January 8, 2020
C Ruiz-Moreno et al, 2020. Time course of tolerance to adverse effects associated with the ingestion of a moderate dose of caffeine, European Journal of Nutrition, published online.
Purpose: This study aimed to identify and describe the time course of tolerance to the most common caffeine-induced side effects. Methods: Eleven participants took part in a crossover, double-blind placebo-controlled experimental design. In one phase, participants ingested 3 mg/kg/day of caffeine for 20 days, while in another phase, they ingested a placebo. Resting heart rate and blood pressure were measured three times per week during each 20-day phase and a quantitative survey was used to categorise the magnitude of side effects. Results: In the pairwise comparison with the placebo, the ingestion of caffeine increased systolic (+ 7.8 ± 10.1%, P < 0.05) and diastolic blood pressure (+ 6.4 ± 12.9% P < 0.05) for the first 8 days of ingestion, but then this effect became attenuated for both outcomes (on day 20, - 1.1 ± 4.3% and + 0.9 ± 9.6%, respectively). The ingestion of caffeine did not affect heart rate at any time point.
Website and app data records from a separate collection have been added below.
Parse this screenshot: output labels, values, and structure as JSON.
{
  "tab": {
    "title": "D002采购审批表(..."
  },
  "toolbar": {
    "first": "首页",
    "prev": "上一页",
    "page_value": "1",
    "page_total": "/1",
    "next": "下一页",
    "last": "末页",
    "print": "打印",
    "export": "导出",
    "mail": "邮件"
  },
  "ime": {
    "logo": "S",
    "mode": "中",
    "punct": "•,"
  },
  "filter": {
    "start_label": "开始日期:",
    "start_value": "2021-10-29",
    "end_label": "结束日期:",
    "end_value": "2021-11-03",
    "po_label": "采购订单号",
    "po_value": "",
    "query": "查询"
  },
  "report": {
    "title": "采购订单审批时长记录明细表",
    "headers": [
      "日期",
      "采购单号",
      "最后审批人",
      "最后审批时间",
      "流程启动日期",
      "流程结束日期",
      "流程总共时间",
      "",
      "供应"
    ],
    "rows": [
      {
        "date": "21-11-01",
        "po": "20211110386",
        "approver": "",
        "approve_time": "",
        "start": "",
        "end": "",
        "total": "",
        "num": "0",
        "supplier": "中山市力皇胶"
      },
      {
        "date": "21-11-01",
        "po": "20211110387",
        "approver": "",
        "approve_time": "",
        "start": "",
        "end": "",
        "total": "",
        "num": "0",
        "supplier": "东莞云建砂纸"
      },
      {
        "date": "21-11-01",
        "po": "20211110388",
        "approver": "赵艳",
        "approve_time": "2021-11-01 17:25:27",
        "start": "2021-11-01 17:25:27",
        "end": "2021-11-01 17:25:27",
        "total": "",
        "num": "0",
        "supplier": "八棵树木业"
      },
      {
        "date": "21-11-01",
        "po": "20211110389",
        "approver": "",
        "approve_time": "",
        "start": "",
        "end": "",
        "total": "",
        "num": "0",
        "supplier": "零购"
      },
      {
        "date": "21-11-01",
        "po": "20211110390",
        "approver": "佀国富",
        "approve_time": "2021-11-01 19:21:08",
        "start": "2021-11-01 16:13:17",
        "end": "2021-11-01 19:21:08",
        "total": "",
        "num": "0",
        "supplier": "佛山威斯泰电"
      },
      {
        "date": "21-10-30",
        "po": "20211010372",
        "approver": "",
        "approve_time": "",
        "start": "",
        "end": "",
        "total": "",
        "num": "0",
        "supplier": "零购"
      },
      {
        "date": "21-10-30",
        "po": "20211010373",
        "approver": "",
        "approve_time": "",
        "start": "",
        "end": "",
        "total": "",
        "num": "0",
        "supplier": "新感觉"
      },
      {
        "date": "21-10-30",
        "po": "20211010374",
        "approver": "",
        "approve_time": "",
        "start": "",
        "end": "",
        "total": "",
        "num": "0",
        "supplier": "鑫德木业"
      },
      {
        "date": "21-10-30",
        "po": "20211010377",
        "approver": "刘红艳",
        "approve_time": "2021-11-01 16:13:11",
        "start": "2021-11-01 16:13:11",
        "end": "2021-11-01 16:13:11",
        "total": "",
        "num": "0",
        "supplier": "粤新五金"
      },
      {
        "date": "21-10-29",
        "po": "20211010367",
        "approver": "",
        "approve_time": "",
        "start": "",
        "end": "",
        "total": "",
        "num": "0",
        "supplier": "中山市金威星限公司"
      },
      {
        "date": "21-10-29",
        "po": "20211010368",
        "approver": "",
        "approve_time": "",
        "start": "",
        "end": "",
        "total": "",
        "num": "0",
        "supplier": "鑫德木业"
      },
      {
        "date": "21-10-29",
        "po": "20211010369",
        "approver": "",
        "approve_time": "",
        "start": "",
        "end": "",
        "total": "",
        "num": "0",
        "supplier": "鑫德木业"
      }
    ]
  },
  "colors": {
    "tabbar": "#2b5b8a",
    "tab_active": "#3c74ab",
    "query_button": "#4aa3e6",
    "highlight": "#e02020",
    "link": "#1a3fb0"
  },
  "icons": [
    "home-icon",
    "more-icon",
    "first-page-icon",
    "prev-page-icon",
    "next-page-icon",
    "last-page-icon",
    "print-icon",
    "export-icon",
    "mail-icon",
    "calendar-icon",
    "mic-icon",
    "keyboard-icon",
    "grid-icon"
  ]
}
Caffeine increased the feelings of nervousness and vigour and the rating of gastrointestinal complaints, insomnia and diuresis at several time points in the treatment (P < 0.05) and they did not disappear after 20 days of ingestion. Conclusions: The daily intake of 3 mg/kg of caffeine induced a meaningful elevation in arterial blood pressure that disappeared after 8 days. However, other caffeine-induced effects such as increased nervousness and vigour, irritability, insomnia and diuresis remained after 20 days of consecutive caffeine ingestion. Although there was clear tolerance to the effect of caffeine on blood pressure, the persistence of other side effects suggests the inconvenience of maintaining a chronic caffeine intake, at least at the dose of 3 mg/kg/day.
Ja tak, jeg vil gerne modtage nyhedsbrev, når der er noget nyt om kaffe og helbred.